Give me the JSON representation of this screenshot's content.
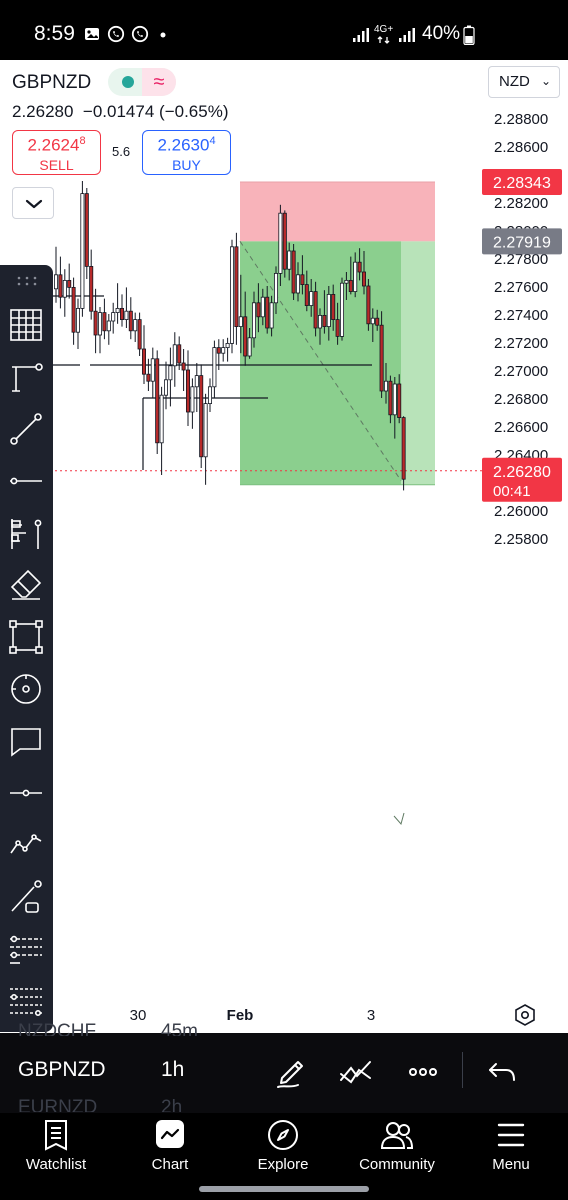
{
  "status_bar": {
    "time": "8:59",
    "network": "4G+",
    "battery": "40%",
    "icons": [
      "gallery-icon",
      "whatsapp-icon",
      "whatsapp-icon",
      "dot-icon",
      "signal-icon",
      "signal-icon",
      "battery-icon"
    ]
  },
  "header": {
    "symbol": "GBPNZD",
    "price": "2.26280",
    "change": "−0.01474",
    "change_pct": "(−0.65%)",
    "sell": {
      "price": "2.2624",
      "price_sup": "8",
      "label": "SELL"
    },
    "buy": {
      "price": "2.2630",
      "price_sup": "4",
      "label": "BUY"
    },
    "spread": "5.6",
    "currency": "NZD"
  },
  "chart_data": {
    "type": "candlestick",
    "price_axis": [
      "2.28800",
      "2.28600",
      "2.28400",
      "2.28200",
      "2.28000",
      "2.27800",
      "2.27600",
      "2.27400",
      "2.27200",
      "2.27000",
      "2.26800",
      "2.26600",
      "2.26400",
      "2.26200",
      "2.26000",
      "2.25800"
    ],
    "time_axis": [
      "30",
      "Feb",
      "3"
    ],
    "price_labels": [
      {
        "value": "2.28343",
        "color": "#f23645"
      },
      {
        "value": "2.27919",
        "color": "#787b86"
      },
      {
        "value": "2.26280",
        "countdown": "00:41",
        "color": "#f23645"
      }
    ],
    "position": {
      "type": "short",
      "entry": 2.27919,
      "stop": 2.28343,
      "target": 2.2618
    },
    "ylim": [
      2.257,
      2.289
    ],
    "candles": [
      [
        2.2758,
        2.2788,
        2.2748,
        2.2768
      ],
      [
        2.2768,
        2.2781,
        2.2744,
        2.2752
      ],
      [
        2.2752,
        2.2772,
        2.2738,
        2.2764
      ],
      [
        2.2764,
        2.2776,
        2.2751,
        2.2759
      ],
      [
        2.2759,
        2.2766,
        2.2718,
        2.2727
      ],
      [
        2.2727,
        2.2751,
        2.2715,
        2.2744
      ],
      [
        2.2744,
        2.2835,
        2.2738,
        2.2826
      ],
      [
        2.2826,
        2.283,
        2.2765,
        2.2774
      ],
      [
        2.2774,
        2.2786,
        2.2736,
        2.2742
      ],
      [
        2.2742,
        2.2758,
        2.2712,
        2.2725
      ],
      [
        2.2725,
        2.2745,
        2.2712,
        2.2741
      ],
      [
        2.2741,
        2.2751,
        2.2722,
        2.2728
      ],
      [
        2.2728,
        2.274,
        2.2718,
        2.2735
      ],
      [
        2.2735,
        2.2748,
        2.2726,
        2.2741
      ],
      [
        2.2741,
        2.2762,
        2.2733,
        2.2744
      ],
      [
        2.2744,
        2.2754,
        2.2731,
        2.2736
      ],
      [
        2.2736,
        2.2759,
        2.273,
        2.2742
      ],
      [
        2.2742,
        2.2752,
        2.2722,
        2.2728
      ],
      [
        2.2728,
        2.2741,
        2.272,
        2.2736
      ],
      [
        2.2736,
        2.2741,
        2.271,
        2.2715
      ],
      [
        2.2715,
        2.2732,
        2.269,
        2.2697
      ],
      [
        2.2697,
        2.2708,
        2.2685,
        2.2692
      ],
      [
        2.2692,
        2.2716,
        2.268,
        2.2708
      ],
      [
        2.2708,
        2.2714,
        2.264,
        2.2648
      ],
      [
        2.2648,
        2.2688,
        2.2625,
        2.2682
      ],
      [
        2.2682,
        2.2706,
        2.2672,
        2.2693
      ],
      [
        2.2693,
        2.2716,
        2.2674,
        2.2703
      ],
      [
        2.2703,
        2.2727,
        2.2688,
        2.2718
      ],
      [
        2.2718,
        2.2724,
        2.27,
        2.2705
      ],
      [
        2.2705,
        2.2715,
        2.2685,
        2.27
      ],
      [
        2.27,
        2.2714,
        2.266,
        2.267
      ],
      [
        2.267,
        2.2694,
        2.2658,
        2.2688
      ],
      [
        2.2688,
        2.2705,
        2.267,
        2.2696
      ],
      [
        2.2696,
        2.2704,
        2.263,
        2.2638
      ],
      [
        2.2638,
        2.2683,
        2.2618,
        2.2676
      ],
      [
        2.2676,
        2.2694,
        2.267,
        2.2688
      ],
      [
        2.2688,
        2.2721,
        2.268,
        2.2716
      ],
      [
        2.2716,
        2.2722,
        2.27,
        2.2712
      ],
      [
        2.2712,
        2.2722,
        2.2706,
        2.2716
      ],
      [
        2.2716,
        2.2723,
        2.2706,
        2.2719
      ],
      [
        2.2719,
        2.2793,
        2.2712,
        2.2788
      ],
      [
        2.2788,
        2.2798,
        2.2718,
        2.2731
      ],
      [
        2.2731,
        2.2768,
        2.2712,
        2.2738
      ],
      [
        2.2738,
        2.2756,
        2.2703,
        2.271
      ],
      [
        2.271,
        2.273,
        2.2708,
        2.2723
      ],
      [
        2.2723,
        2.2756,
        2.2716,
        2.2748
      ],
      [
        2.2748,
        2.2762,
        2.2727,
        2.2738
      ],
      [
        2.2738,
        2.2758,
        2.2732,
        2.2752
      ],
      [
        2.2752,
        2.276,
        2.2726,
        2.273
      ],
      [
        2.273,
        2.2753,
        2.2724,
        2.2748
      ],
      [
        2.2748,
        2.2774,
        2.274,
        2.2769
      ],
      [
        2.2769,
        2.2818,
        2.276,
        2.2812
      ],
      [
        2.2812,
        2.2814,
        2.2766,
        2.2772
      ],
      [
        2.2772,
        2.2791,
        2.2764,
        2.2785
      ],
      [
        2.2785,
        2.279,
        2.275,
        2.2755
      ],
      [
        2.2755,
        2.2777,
        2.2749,
        2.2768
      ],
      [
        2.2768,
        2.2782,
        2.2754,
        2.2761
      ],
      [
        2.2761,
        2.2771,
        2.2742,
        2.2746
      ],
      [
        2.2746,
        2.2765,
        2.2738,
        2.2756
      ],
      [
        2.2756,
        2.2763,
        2.2724,
        2.273
      ],
      [
        2.273,
        2.2744,
        2.2718,
        2.2739
      ],
      [
        2.2739,
        2.2757,
        2.2726,
        2.2731
      ],
      [
        2.2731,
        2.276,
        2.2721,
        2.2754
      ],
      [
        2.2754,
        2.2761,
        2.2728,
        2.2736
      ],
      [
        2.2736,
        2.2748,
        2.2718,
        2.2724
      ],
      [
        2.2724,
        2.2766,
        2.2721,
        2.2762
      ],
      [
        2.2762,
        2.277,
        2.275,
        2.2764
      ],
      [
        2.2764,
        2.2781,
        2.2754,
        2.2756
      ],
      [
        2.2756,
        2.2784,
        2.2752,
        2.2777
      ],
      [
        2.2777,
        2.2787,
        2.2764,
        2.277
      ],
      [
        2.277,
        2.2785,
        2.2754,
        2.276
      ],
      [
        2.276,
        2.2765,
        2.2728,
        2.2733
      ],
      [
        2.2733,
        2.2744,
        2.272,
        2.2737
      ],
      [
        2.2737,
        2.2743,
        2.2728,
        2.2732
      ],
      [
        2.2732,
        2.2742,
        2.268,
        2.2685
      ],
      [
        2.2685,
        2.2705,
        2.2676,
        2.2692
      ],
      [
        2.2692,
        2.2696,
        2.2662,
        2.2668
      ],
      [
        2.2668,
        2.2695,
        2.2651,
        2.269
      ],
      [
        2.269,
        2.2697,
        2.2662,
        2.2666
      ],
      [
        2.2666,
        2.2667,
        2.2614,
        2.2622
      ]
    ]
  },
  "drawing_tools": [
    "grid-icon",
    "anchor-line-icon",
    "trend-line-icon",
    "horizontal-line-icon",
    "fib-tool-icon",
    "eraser-icon",
    "rectangle-icon",
    "target-icon",
    "comment-icon",
    "horizontal-ray-icon",
    "pattern-icon",
    "line-box-icon",
    "levels-icon",
    "measure-levels-icon"
  ],
  "bottom_strip": {
    "prev_symbol": "NZDCHF",
    "prev_interval": "45m",
    "symbol": "GBPNZD",
    "interval": "1h",
    "next_symbol": "EURNZD",
    "next_interval": "2h",
    "icons": [
      "pencil-icon",
      "indicator-icon",
      "more-icon",
      "undo-icon"
    ]
  },
  "nav": {
    "items": [
      {
        "label": "Watchlist",
        "icon": "list-icon"
      },
      {
        "label": "Chart",
        "icon": "chart-icon"
      },
      {
        "label": "Explore",
        "icon": "compass-icon"
      },
      {
        "label": "Community",
        "icon": "people-icon"
      },
      {
        "label": "Menu",
        "icon": "hamburger-icon"
      }
    ]
  },
  "colors": {
    "up": "#ffffff",
    "down": "#b72a2a",
    "stop_zone": "#f8b3ba",
    "target_zone": "#8bcf8e",
    "target_zone_light": "#b8e3b9",
    "price_line": "#f23645"
  }
}
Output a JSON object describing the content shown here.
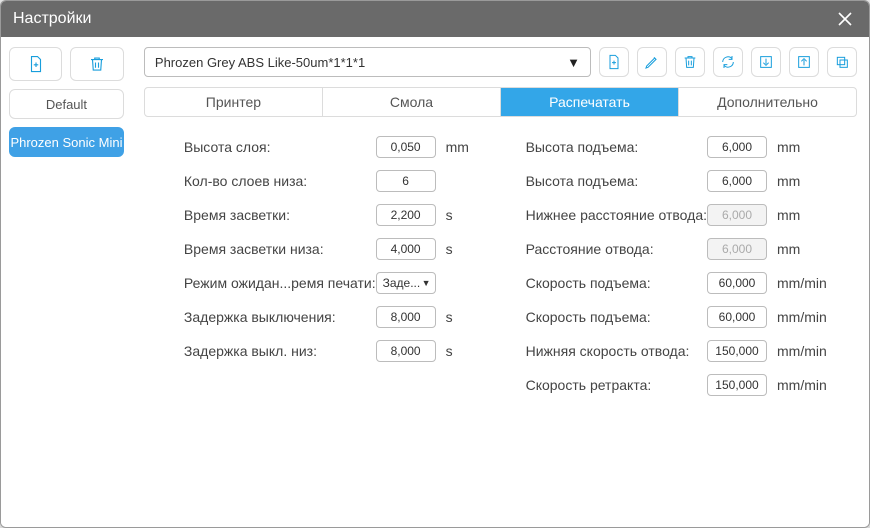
{
  "window": {
    "title": "Настройки"
  },
  "sidebar": {
    "profiles": [
      {
        "label": "Default",
        "active": false
      },
      {
        "label": "Phrozen Sonic Mini",
        "active": true
      }
    ]
  },
  "profile_select": {
    "value": "Phrozen Grey ABS Like-50um*1*1*1"
  },
  "tabs": [
    {
      "label": "Принтер",
      "active": false
    },
    {
      "label": "Смола",
      "active": false
    },
    {
      "label": "Распечатать",
      "active": true
    },
    {
      "label": "Дополнительно",
      "active": false
    }
  ],
  "left_params": [
    {
      "label": "Высота слоя:",
      "value": "0,050",
      "unit": "mm",
      "type": "input"
    },
    {
      "label": "Кол-во слоев низа:",
      "value": "6",
      "unit": "",
      "type": "input"
    },
    {
      "label": "Время засветки:",
      "value": "2,200",
      "unit": "s",
      "type": "input"
    },
    {
      "label": "Время засветки низа:",
      "value": "4,000",
      "unit": "s",
      "type": "input"
    },
    {
      "label": "Режим ожидан...ремя печати:",
      "value": "Заде...",
      "unit": "",
      "type": "select"
    },
    {
      "label": "Задержка выключения:",
      "value": "8,000",
      "unit": "s",
      "type": "input"
    },
    {
      "label": "Задержка выкл. низ:",
      "value": "8,000",
      "unit": "s",
      "type": "input"
    }
  ],
  "right_params": [
    {
      "label": "Высота подъема:",
      "value": "6,000",
      "unit": "mm",
      "type": "input"
    },
    {
      "label": "Высота подъема:",
      "value": "6,000",
      "unit": "mm",
      "type": "input"
    },
    {
      "label": "Нижнее расстояние отвода:",
      "value": "6,000",
      "unit": "mm",
      "type": "input",
      "disabled": true
    },
    {
      "label": "Расстояние отвода:",
      "value": "6,000",
      "unit": "mm",
      "type": "input",
      "disabled": true
    },
    {
      "label": "Скорость подъема:",
      "value": "60,000",
      "unit": "mm/min",
      "type": "input"
    },
    {
      "label": "Скорость подъема:",
      "value": "60,000",
      "unit": "mm/min",
      "type": "input"
    },
    {
      "label": "Нижняя скорость отвода:",
      "value": "150,000",
      "unit": "mm/min",
      "type": "input"
    },
    {
      "label": "Скорость ретракта:",
      "value": "150,000",
      "unit": "mm/min",
      "type": "input"
    }
  ]
}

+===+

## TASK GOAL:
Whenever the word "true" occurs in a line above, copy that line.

## RESULT:
        "active": true
      "active": true
      "disabled": true
      "disabled": true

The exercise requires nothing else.